If you have a hunting cabin, you probably look forward to visiting with your guns and embarking on hunting tips in the woods. Hunting is certainly an All-American pastime, whether your preferred game is deer, squirrels, or turkeys. However, nothing ruins a hunting trip faster than a gun-related accident. Gun safety still applies when you're away on vacation. Follow these tips for enhanced gun safety when staying at your hunting cabin.
Tip #1: Install a gun safe.

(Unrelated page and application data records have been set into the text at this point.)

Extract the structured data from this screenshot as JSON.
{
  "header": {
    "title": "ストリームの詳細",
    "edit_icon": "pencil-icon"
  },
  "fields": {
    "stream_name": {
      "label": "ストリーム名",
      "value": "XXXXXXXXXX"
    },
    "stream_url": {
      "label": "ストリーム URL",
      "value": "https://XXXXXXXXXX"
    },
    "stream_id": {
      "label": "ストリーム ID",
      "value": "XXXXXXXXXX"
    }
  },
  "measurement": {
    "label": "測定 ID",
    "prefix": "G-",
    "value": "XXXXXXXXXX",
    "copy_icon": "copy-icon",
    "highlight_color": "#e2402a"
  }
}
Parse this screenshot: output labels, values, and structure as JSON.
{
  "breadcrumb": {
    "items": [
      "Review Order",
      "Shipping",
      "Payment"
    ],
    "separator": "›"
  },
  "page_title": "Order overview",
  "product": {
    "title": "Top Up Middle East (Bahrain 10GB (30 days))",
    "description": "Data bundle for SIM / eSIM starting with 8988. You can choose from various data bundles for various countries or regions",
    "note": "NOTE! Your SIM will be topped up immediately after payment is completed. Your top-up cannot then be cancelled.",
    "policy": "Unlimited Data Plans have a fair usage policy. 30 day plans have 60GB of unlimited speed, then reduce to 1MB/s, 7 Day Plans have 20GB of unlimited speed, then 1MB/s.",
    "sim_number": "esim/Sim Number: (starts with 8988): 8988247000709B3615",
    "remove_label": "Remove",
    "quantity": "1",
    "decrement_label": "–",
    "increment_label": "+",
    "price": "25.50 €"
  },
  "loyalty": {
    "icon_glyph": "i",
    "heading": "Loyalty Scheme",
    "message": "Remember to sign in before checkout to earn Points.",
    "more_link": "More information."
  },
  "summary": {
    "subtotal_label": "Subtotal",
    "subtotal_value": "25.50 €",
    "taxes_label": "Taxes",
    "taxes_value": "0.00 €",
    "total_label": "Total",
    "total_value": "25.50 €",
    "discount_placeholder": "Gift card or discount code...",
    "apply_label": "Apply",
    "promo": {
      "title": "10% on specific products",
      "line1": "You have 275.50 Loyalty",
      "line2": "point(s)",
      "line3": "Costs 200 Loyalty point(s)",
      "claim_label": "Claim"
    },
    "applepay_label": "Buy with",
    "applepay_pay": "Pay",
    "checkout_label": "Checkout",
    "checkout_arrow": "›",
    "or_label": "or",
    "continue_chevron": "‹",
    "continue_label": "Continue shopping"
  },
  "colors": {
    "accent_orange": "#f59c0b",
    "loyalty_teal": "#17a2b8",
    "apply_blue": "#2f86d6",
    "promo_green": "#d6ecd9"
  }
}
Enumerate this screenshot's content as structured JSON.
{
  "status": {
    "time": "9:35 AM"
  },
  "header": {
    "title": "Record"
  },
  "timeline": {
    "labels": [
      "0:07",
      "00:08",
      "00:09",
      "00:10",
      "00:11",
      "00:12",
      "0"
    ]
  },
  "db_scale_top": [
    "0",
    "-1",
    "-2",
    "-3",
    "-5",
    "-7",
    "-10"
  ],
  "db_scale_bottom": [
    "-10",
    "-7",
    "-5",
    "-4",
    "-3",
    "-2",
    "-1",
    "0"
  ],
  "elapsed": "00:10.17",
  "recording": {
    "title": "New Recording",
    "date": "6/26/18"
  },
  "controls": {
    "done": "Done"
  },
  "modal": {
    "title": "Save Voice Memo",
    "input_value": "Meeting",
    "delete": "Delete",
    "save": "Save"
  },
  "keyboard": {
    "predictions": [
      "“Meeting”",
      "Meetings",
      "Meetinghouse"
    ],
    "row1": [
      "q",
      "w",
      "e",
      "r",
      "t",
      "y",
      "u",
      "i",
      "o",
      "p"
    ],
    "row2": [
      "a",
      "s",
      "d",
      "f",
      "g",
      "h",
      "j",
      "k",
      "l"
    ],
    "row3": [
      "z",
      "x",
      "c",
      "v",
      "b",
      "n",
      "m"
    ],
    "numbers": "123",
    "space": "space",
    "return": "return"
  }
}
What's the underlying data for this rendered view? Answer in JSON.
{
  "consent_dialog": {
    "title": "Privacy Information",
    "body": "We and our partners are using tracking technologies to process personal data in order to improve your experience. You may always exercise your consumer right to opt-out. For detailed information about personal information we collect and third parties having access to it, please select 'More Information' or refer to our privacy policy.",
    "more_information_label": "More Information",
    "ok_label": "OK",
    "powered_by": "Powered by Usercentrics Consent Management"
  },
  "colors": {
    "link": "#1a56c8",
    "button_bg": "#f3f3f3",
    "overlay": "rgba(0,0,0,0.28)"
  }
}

You probably have a gun safe in your own home for safe firearm storage. However, if you're like many people, you leave your guns out when you're visiting your hunting cabin. While the guns may add to the ambiance when you're visiting for a hunting trip, leaving them out is never a safe choice. Even if the kids are not at the cabin with you, there's a chance that visitors (invited or uninvited) could stop by, putting everyone at risk if they handle the guns. It's best to purchase a gun safe and install it in your cabin. Put the guns inside as soon as you arrive back from your hunting trips each day.
When you install the gun safe, make sure you bolt it to the floor. This will prevent thieves from stealing your guns if you leave the cabin for a while. Make sure you buy a safe that's large enough to accommodate a few extra guns if you happen to have friends visit your cabin with you.
Tip #2: Don't let untrained visitors hunt.
When you're in vacation mode, there's always the temptation to be free-spirited and carefree. In this spirit, you may be tempted to try to teach a visiting friend how to hunt and shoot. However, this is not a wise choice. Someone could become injured far too easily when an inexperienced shooter is shooting. If you have friends who are visiting your cabin and they want to hunt, ask that they take a gun safety course and some shooting lessons, first.
Tip #3: Make sure everyone knows where they can and cannot hunt.
This is especially important if you have visitors coming to hunt with you. Make sure they all know the boundaries of where hunting is permitted, and where it is not. Consider putting some markers out on trails or along the edges of certain fields to establish this boundary. Otherwise, it's far too easy for someone to mistakenly assume they're far enough from the cabin to shoot, only to put others at risk when bullets come roaring through the living area.
Another way to make sure nobody hunts too close to the cabin is to only allow hunting from certain tree stands and the area immediately surrounding them. Make sure everyone knows where these tree stands are and who will be hunting at each one.
Tip #4: Make sure everyone wears orange.
Even if the land around your cabin belongs to you, there's no way to guarantee that nobody is trespassing and hunting on your land. And if you bring visitors to the cabin with you, there will be a few more people meandering around the woods and armed. To keep everyone safe, make it mandatory that anyone who hunts from your cabin wears orange gear. This will make it easier to see each other if you cross paths. Consider keeping a few extra orange jackets and sweatshirts in your cabin so visitors can borrow them if needed.
If you follow the tips above, you and your friends will have a much safer trip to your hunting cabin. Get that safe in place, keep close control over where people hunt, wear orange, and don't permit shooting by untrained individuals. For more information, contact companies like Southern California Security Centers.